Carbon has also been threatening to dethrone silicon from some of its greatest conquests, such as the integrated circuit and the transistor. While many argue that carbon computers are years if not decades off, silicon may not be useless to electronics in the future either. Chinese researchers, led by Dapeng Cao, claim that the ultimate hydrogen storage mechanism for use in fuel cells may not be carbon nanotubes as previously thought, but rather silicon nanotubes.
In their simulations, silicon nanotubes absorbed hydrogen molecules more efficiently than carbon under normal fuel cell operating conditions.
Cao's team's calculations are important because carbon-based nanotubes are falling short of the U.S. Department of Energy's hydrogen storage goals for fuel cells.

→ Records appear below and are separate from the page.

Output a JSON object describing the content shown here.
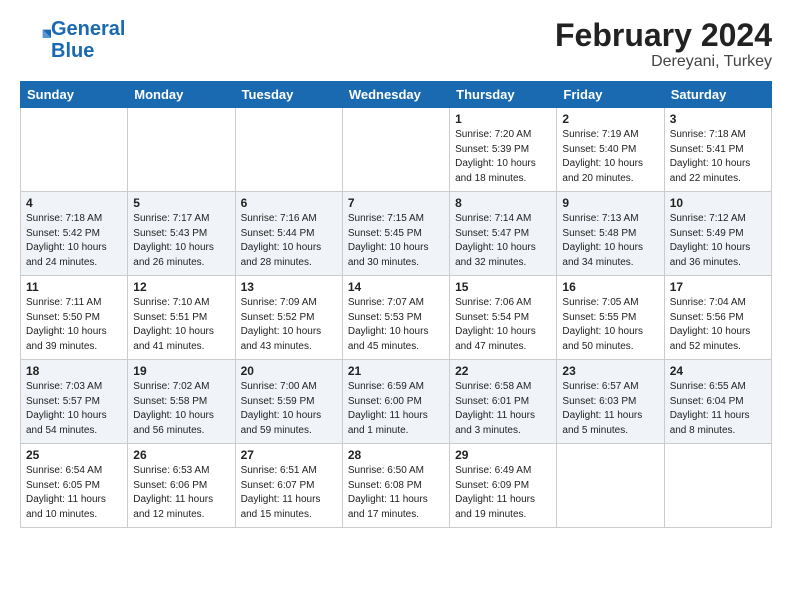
{
  "header": {
    "logo_line1": "General",
    "logo_line2": "Blue",
    "title": "February 2024",
    "subtitle": "Dereyani, Turkey"
  },
  "days_of_week": [
    "Sunday",
    "Monday",
    "Tuesday",
    "Wednesday",
    "Thursday",
    "Friday",
    "Saturday"
  ],
  "weeks": [
    [
      {
        "day": "",
        "info": ""
      },
      {
        "day": "",
        "info": ""
      },
      {
        "day": "",
        "info": ""
      },
      {
        "day": "",
        "info": ""
      },
      {
        "day": "1",
        "info": "Sunrise: 7:20 AM\nSunset: 5:39 PM\nDaylight: 10 hours\nand 18 minutes."
      },
      {
        "day": "2",
        "info": "Sunrise: 7:19 AM\nSunset: 5:40 PM\nDaylight: 10 hours\nand 20 minutes."
      },
      {
        "day": "3",
        "info": "Sunrise: 7:18 AM\nSunset: 5:41 PM\nDaylight: 10 hours\nand 22 minutes."
      }
    ],
    [
      {
        "day": "4",
        "info": "Sunrise: 7:18 AM\nSunset: 5:42 PM\nDaylight: 10 hours\nand 24 minutes."
      },
      {
        "day": "5",
        "info": "Sunrise: 7:17 AM\nSunset: 5:43 PM\nDaylight: 10 hours\nand 26 minutes."
      },
      {
        "day": "6",
        "info": "Sunrise: 7:16 AM\nSunset: 5:44 PM\nDaylight: 10 hours\nand 28 minutes."
      },
      {
        "day": "7",
        "info": "Sunrise: 7:15 AM\nSunset: 5:45 PM\nDaylight: 10 hours\nand 30 minutes."
      },
      {
        "day": "8",
        "info": "Sunrise: 7:14 AM\nSunset: 5:47 PM\nDaylight: 10 hours\nand 32 minutes."
      },
      {
        "day": "9",
        "info": "Sunrise: 7:13 AM\nSunset: 5:48 PM\nDaylight: 10 hours\nand 34 minutes."
      },
      {
        "day": "10",
        "info": "Sunrise: 7:12 AM\nSunset: 5:49 PM\nDaylight: 10 hours\nand 36 minutes."
      }
    ],
    [
      {
        "day": "11",
        "info": "Sunrise: 7:11 AM\nSunset: 5:50 PM\nDaylight: 10 hours\nand 39 minutes."
      },
      {
        "day": "12",
        "info": "Sunrise: 7:10 AM\nSunset: 5:51 PM\nDaylight: 10 hours\nand 41 minutes."
      },
      {
        "day": "13",
        "info": "Sunrise: 7:09 AM\nSunset: 5:52 PM\nDaylight: 10 hours\nand 43 minutes."
      },
      {
        "day": "14",
        "info": "Sunrise: 7:07 AM\nSunset: 5:53 PM\nDaylight: 10 hours\nand 45 minutes."
      },
      {
        "day": "15",
        "info": "Sunrise: 7:06 AM\nSunset: 5:54 PM\nDaylight: 10 hours\nand 47 minutes."
      },
      {
        "day": "16",
        "info": "Sunrise: 7:05 AM\nSunset: 5:55 PM\nDaylight: 10 hours\nand 50 minutes."
      },
      {
        "day": "17",
        "info": "Sunrise: 7:04 AM\nSunset: 5:56 PM\nDaylight: 10 hours\nand 52 minutes."
      }
    ],
    [
      {
        "day": "18",
        "info": "Sunrise: 7:03 AM\nSunset: 5:57 PM\nDaylight: 10 hours\nand 54 minutes."
      },
      {
        "day": "19",
        "info": "Sunrise: 7:02 AM\nSunset: 5:58 PM\nDaylight: 10 hours\nand 56 minutes."
      },
      {
        "day": "20",
        "info": "Sunrise: 7:00 AM\nSunset: 5:59 PM\nDaylight: 10 hours\nand 59 minutes."
      },
      {
        "day": "21",
        "info": "Sunrise: 6:59 AM\nSunset: 6:00 PM\nDaylight: 11 hours\nand 1 minute."
      },
      {
        "day": "22",
        "info": "Sunrise: 6:58 AM\nSunset: 6:01 PM\nDaylight: 11 hours\nand 3 minutes."
      },
      {
        "day": "23",
        "info": "Sunrise: 6:57 AM\nSunset: 6:03 PM\nDaylight: 11 hours\nand 5 minutes."
      },
      {
        "day": "24",
        "info": "Sunrise: 6:55 AM\nSunset: 6:04 PM\nDaylight: 11 hours\nand 8 minutes."
      }
    ],
    [
      {
        "day": "25",
        "info": "Sunrise: 6:54 AM\nSunset: 6:05 PM\nDaylight: 11 hours\nand 10 minutes."
      },
      {
        "day": "26",
        "info": "Sunrise: 6:53 AM\nSunset: 6:06 PM\nDaylight: 11 hours\nand 12 minutes."
      },
      {
        "day": "27",
        "info": "Sunrise: 6:51 AM\nSunset: 6:07 PM\nDaylight: 11 hours\nand 15 minutes."
      },
      {
        "day": "28",
        "info": "Sunrise: 6:50 AM\nSunset: 6:08 PM\nDaylight: 11 hours\nand 17 minutes."
      },
      {
        "day": "29",
        "info": "Sunrise: 6:49 AM\nSunset: 6:09 PM\nDaylight: 11 hours\nand 19 minutes."
      },
      {
        "day": "",
        "info": ""
      },
      {
        "day": "",
        "info": ""
      }
    ]
  ]
}
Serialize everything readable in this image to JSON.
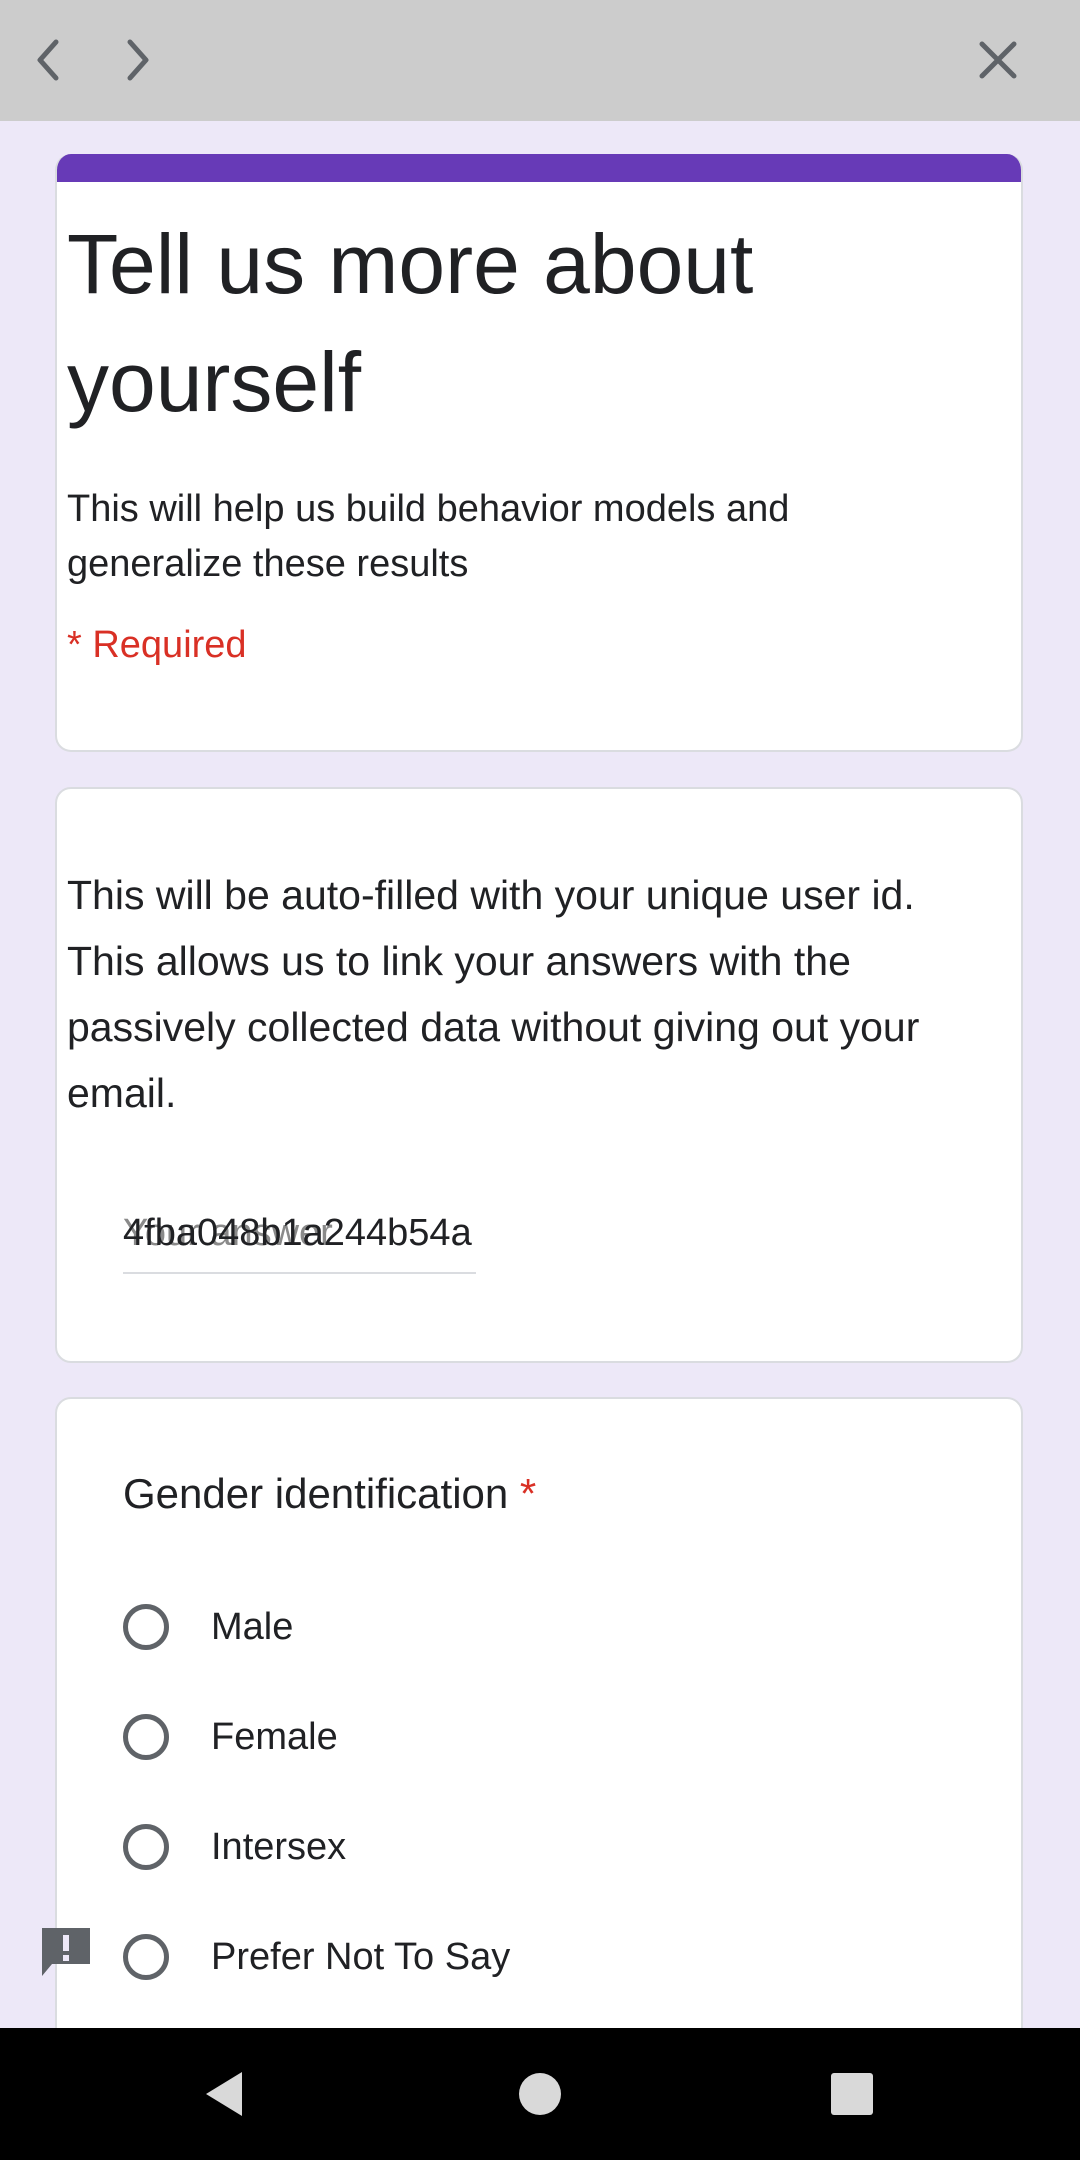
{
  "browser": {
    "back_icon": "chevron-left-icon",
    "forward_icon": "chevron-right-icon",
    "close_icon": "close-icon"
  },
  "form": {
    "accent_color": "#673ab7",
    "title": "Tell us more about yourself",
    "description": "This will help us build behavior models and generalize these results",
    "required_note": "* Required"
  },
  "user_id_question": {
    "description": "This will be auto-filled with your unique user id. This allows us to link your answers with the passively collected data without giving out your email.",
    "placeholder": "Your answer",
    "value": "4fba048b1a244b54a"
  },
  "gender_question": {
    "title": "Gender identification",
    "required_star": "*",
    "options": [
      {
        "label": "Male",
        "selected": false
      },
      {
        "label": "Female",
        "selected": false
      },
      {
        "label": "Intersex",
        "selected": false
      },
      {
        "label": "Prefer Not To Say",
        "selected": false
      }
    ]
  },
  "feedback_icon": "report-feedback-icon",
  "system_nav": {
    "back_icon": "nav-back-icon",
    "home_icon": "nav-home-icon",
    "recents_icon": "nav-recents-icon"
  }
}
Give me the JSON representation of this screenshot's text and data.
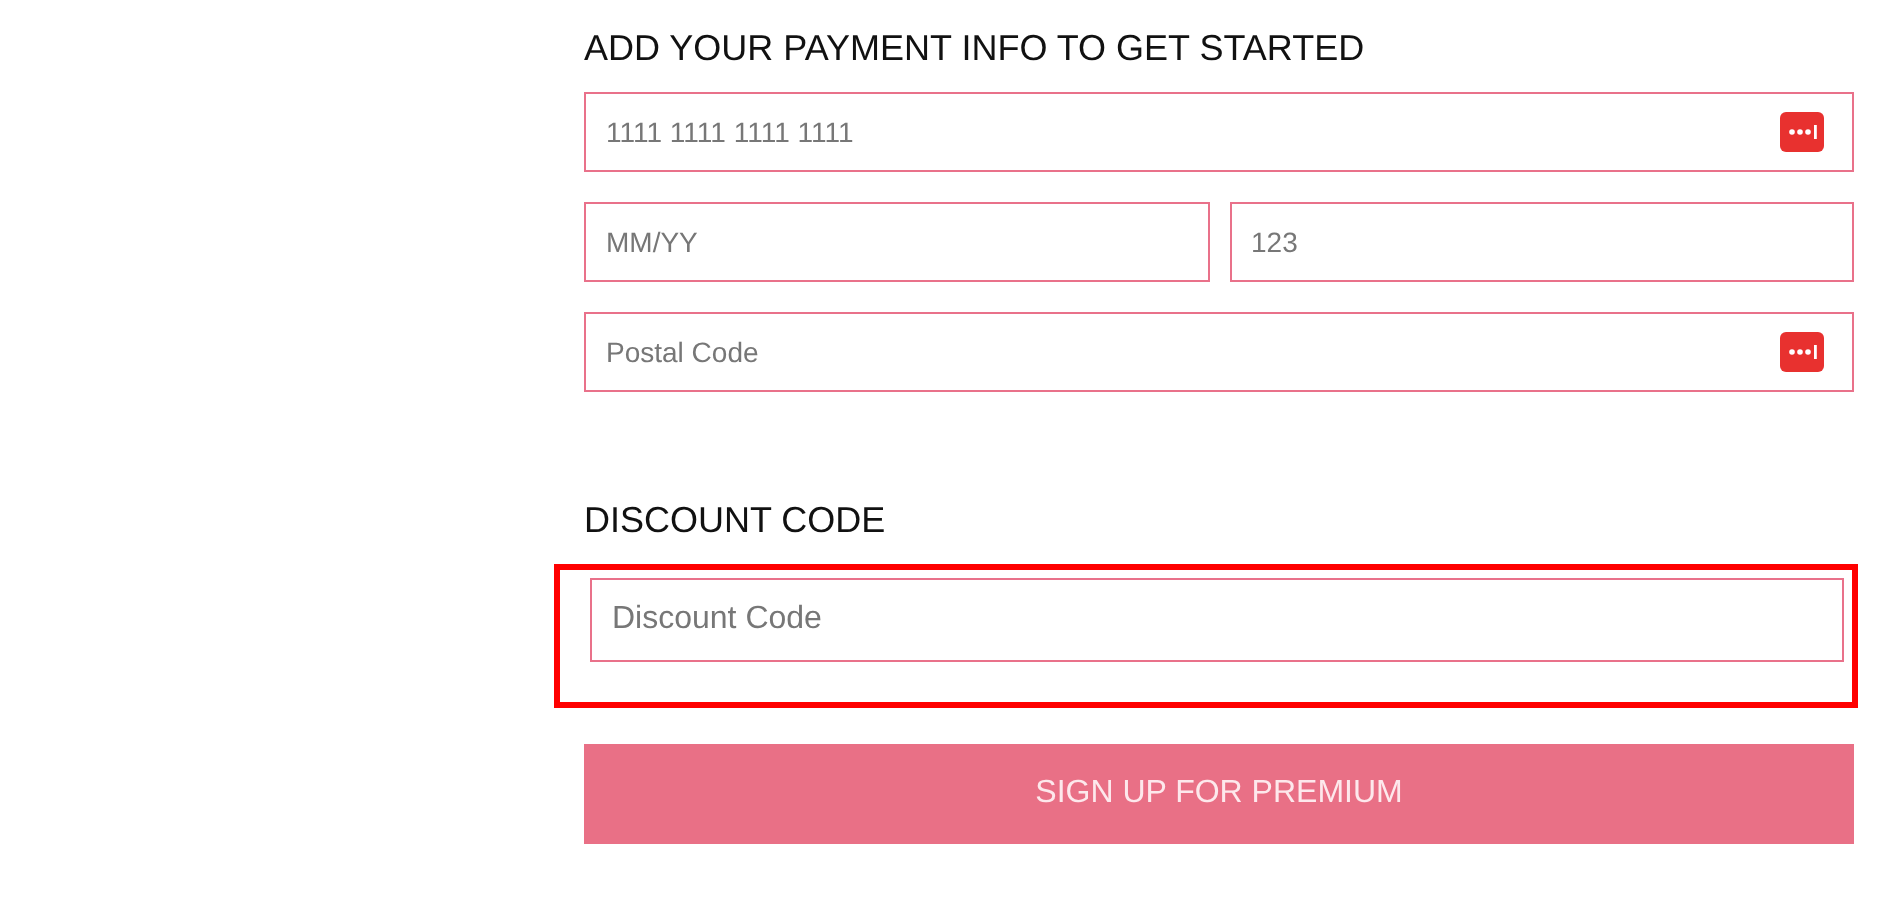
{
  "payment": {
    "heading": "ADD YOUR PAYMENT INFO TO GET STARTED",
    "fields": [
      {
        "placeholder": "1111 1111 1111 1111",
        "kind": "full",
        "autofill_icon": true
      },
      {
        "placeholder": "MM/YY",
        "kind": "half",
        "autofill_icon": false
      },
      {
        "placeholder": "123",
        "kind": "half",
        "autofill_icon": false
      },
      {
        "placeholder": "Postal Code",
        "kind": "full",
        "autofill_icon": true
      }
    ]
  },
  "discount": {
    "heading": "DISCOUNT CODE",
    "placeholder": "Discount Code",
    "highlighted": true
  },
  "submit_button": "SIGN UP FOR PREMIUM"
}
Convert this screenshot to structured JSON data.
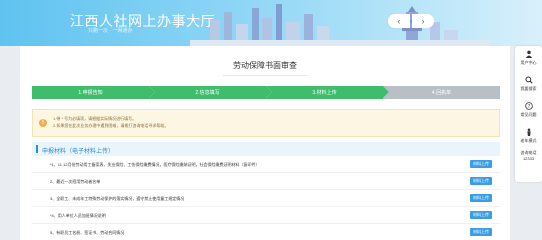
{
  "header": {
    "title": "江西人社网上办事大厅",
    "slogan": "只跑一次 · 一网通办"
  },
  "card": {
    "title": "劳动保障书面审查",
    "steps": [
      {
        "label": "1.申报告知",
        "state": "done"
      },
      {
        "label": "2.信息填写",
        "state": "done"
      },
      {
        "label": "3.材料上传",
        "state": "done"
      },
      {
        "label": "4.回执单",
        "state": "todo"
      }
    ],
    "notice": {
      "lines": [
        "1.带 * 号为必填项，请根据实际情况进行填写。",
        "2.如果您在此次业务办理中遇到困难，请拨打咨询电话寻求帮助。"
      ]
    },
    "section_title": "申报材料（电子材料上传）",
    "files": [
      {
        "label": "*1、11.12月份劳动用工备案表、失业保险、工伤保险缴费情况，医疗保险缴纳证明，社会保险缴费证明材料（复印件）",
        "button": "材料上传"
      },
      {
        "label": "2、最近一次招用劳动者名单",
        "button": "材料上传"
      },
      {
        "label": "3、全职工、未成年工特殊劳动保护的落实情况，遵守禁止使用童工规定情况",
        "button": "材料上传"
      },
      {
        "label": "*4、用人单位人员加班情况说明",
        "button": "材料上传"
      },
      {
        "label": "5、有职员工名册、签证书、劳动合同情况",
        "button": "材料上传"
      }
    ]
  },
  "sidebar": {
    "items": [
      {
        "label": "用户中心",
        "icon": "user-icon"
      },
      {
        "label": "我要搜索",
        "icon": "search-icon"
      },
      {
        "label": "常见问题",
        "icon": "question-icon"
      },
      {
        "label": "老年模式",
        "icon": "elder-icon"
      },
      {
        "label": "咨询电话",
        "icon": "phone-icon"
      }
    ],
    "phone": "12333"
  },
  "colors": {
    "step_done": "#3fbd6d",
    "step_todo": "#b8bfc7",
    "primary": "#3a9ee6",
    "notice_bg": "#fdf6e3"
  }
}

The DoE is looking for something better and silicon may be it. The new calculations will ultimately help determine if silicon nanotubes can meet their expectations.
Silicon nanotubes could be more efficient for hydrogen fuel cells
Posted on Monday, Apr 28 2008 @ 00:42 CEST by Thomas De Maesschalck
DailyTech writes a team of Chinese researchers discovered silicon nanotubes may be more efficient at absorbing hydrogen molecules than carbon nanotubes: